It’s only natural that “reporting” on, and discussion of, international affairs is so often reduced to psychobabble about personalities. We live in an age when attention spans are short, vocabularies brief, and knowledge of the past is miniscule and subject to constant change. And it’s a lot easier to ponder the psychology of a celebrity than to do the hard work of understanding the world.
But political leaders have to be analyzed in context, not just as case histories drawn from their free associations and recurring dreams. Leaders operate within certain parameters — they have greater or lesser possibilities to reshape their world depending on the content and strength of those parameters, which include the presence and power of countervailing forces. They are not free to do everything they may desire, and in some (rare) cases they may not be able to do any of the things they wish.
Not that personalities don’t count, especially in international affairs. The Reagan-Thatcher friendship was a major part of the West’s victory over the Soviet Empire; the Bush-Blair friendship was similarly important in the years after 9/11; the Obama-Erdogan friendship has been a key ingredient to American behavior in the Middle East since 2009; the interplay among FDR, Churchill, and Stalin reshaped the world in the last century; and Reagan and Thatcher, along with John Paul II and several others (King Juan Carlos of Spain, Lech Walesa and Vaclav Havel, and Deng Xiaoping), shaped their world. So it is neither surprising nor improper for us to try to understand the personalities of the day.
Of which three, at least, are currently treated as crucially important: Putin, Rouhani, and Obama.
Of the three, Rouhani has the least ability to act freely. He is a cog in a machine, not a free agent. He is not the leader of his country. Even if he were everything his apologists claim — a moderate reformer who wants to have good relations with us and wants a more tolerant Iranian society — he wouldn’t be able to do it on his own. Any fundamental change in Iran requires the say-so of the supreme leader, who doesn’t want good relations with us and doesn’t care about the misery his regime has visited upon the people.

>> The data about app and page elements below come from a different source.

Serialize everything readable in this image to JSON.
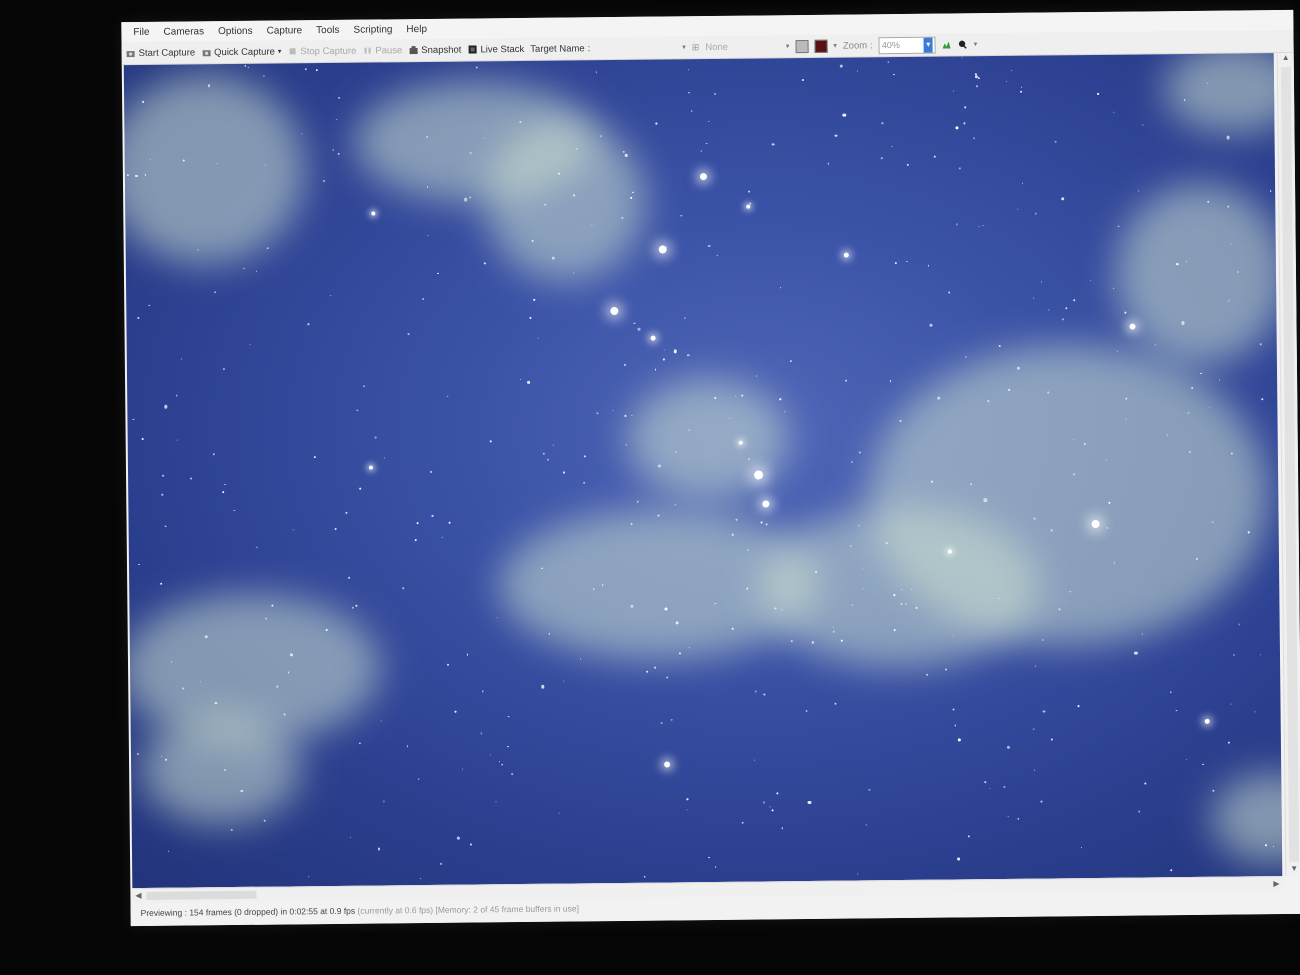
{
  "menu": [
    "File",
    "Cameras",
    "Options",
    "Capture",
    "Tools",
    "Scripting",
    "Help"
  ],
  "toolbar": {
    "start_capture": "Start Capture",
    "quick_capture": "Quick Capture",
    "stop_capture": "Stop Capture",
    "pause": "Pause",
    "snapshot": "Snapshot",
    "live_stack": "Live Stack",
    "target_name": "Target Name",
    "filter_value": "None",
    "zoom_label": "Zoom",
    "zoom_value": "40%"
  },
  "status": {
    "main": "Previewing : 154 frames (0 dropped) in 0:02:55 at 0.9 fps",
    "extra": "(currently at 0.6 fps) [Memory: 2 of 45 frame buffers in use]"
  },
  "colors": {
    "sky": "#2b3f8f",
    "cloud": "#cde1d2",
    "star": "#ffffff"
  }
}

As for the nature of the man himself, there is considerable evidence Rouhani’s credentials are phony. His doctorate seems to rest on a dissertation that appears to have been plagiarized. His nominee for justice minister, Mostafa Pour-Mohammadi, has been credibly accused of crimes against humanity. There is little evidence he has any interest in good relations with America; indeed, as Sohrab Ahmari wrote in the Wall Street Journal, earlier this year he proclaimed:
We need to express “Death to America” with action. Saying it is easy.
And, as Reza Kahlili shows us, Rouhani has bragged about tricking the West into believing Iran was stopping uranium enrichment, when in reality the project was surging.
In short: Rouhani is not in charge, he is a cog in a machine, and he doesn’t seem to be at odds with the hateful doctrines that have defined the Islamic Republic since 1979. It’s hard to make a convincing case that the United States, or the West in general, should make a major strategic investment in friendship with the new Iranian president.
Putin is the opposite. He has much more freedom to act and he has imposed his will on Russia. Leon Aron has laid out the nature of “Putinism” with admirable brevity and elegance: Putin knows what he wants, both at home and abroad, and he pursues his goals ruthlessly and relentlessly. He truly rules his nation, and there is very little guile in his strategies. With Putin, you get what you see.
The similarities between Putin and Rouhani are doctrinal. Both are contemptuous of democracy, both are resolved to crush opponents of their regime and to eliminate pockets of liberty. Both are therefore profoundly anti-American, recognizing that the very existence of a strong and successful United States is a threat to their own legitimacy.
As with Rouhani, there isn’t likely to be a warm American relationship with Putin. But, it is worthwhile to deal seriously with Putin, precisely because he can deliver if he chooses to.
Putin and the Islamic Republic are enemies, but you can make deals with enemies-who-can-deliver. Which is why it is so strange that Obama strains to make a deal with Iran, but throws a hissy fit with Russia. Logic, as the White Rabbit once said, grabs you by the throat and makes you see what’s what. Except if you’re Obama.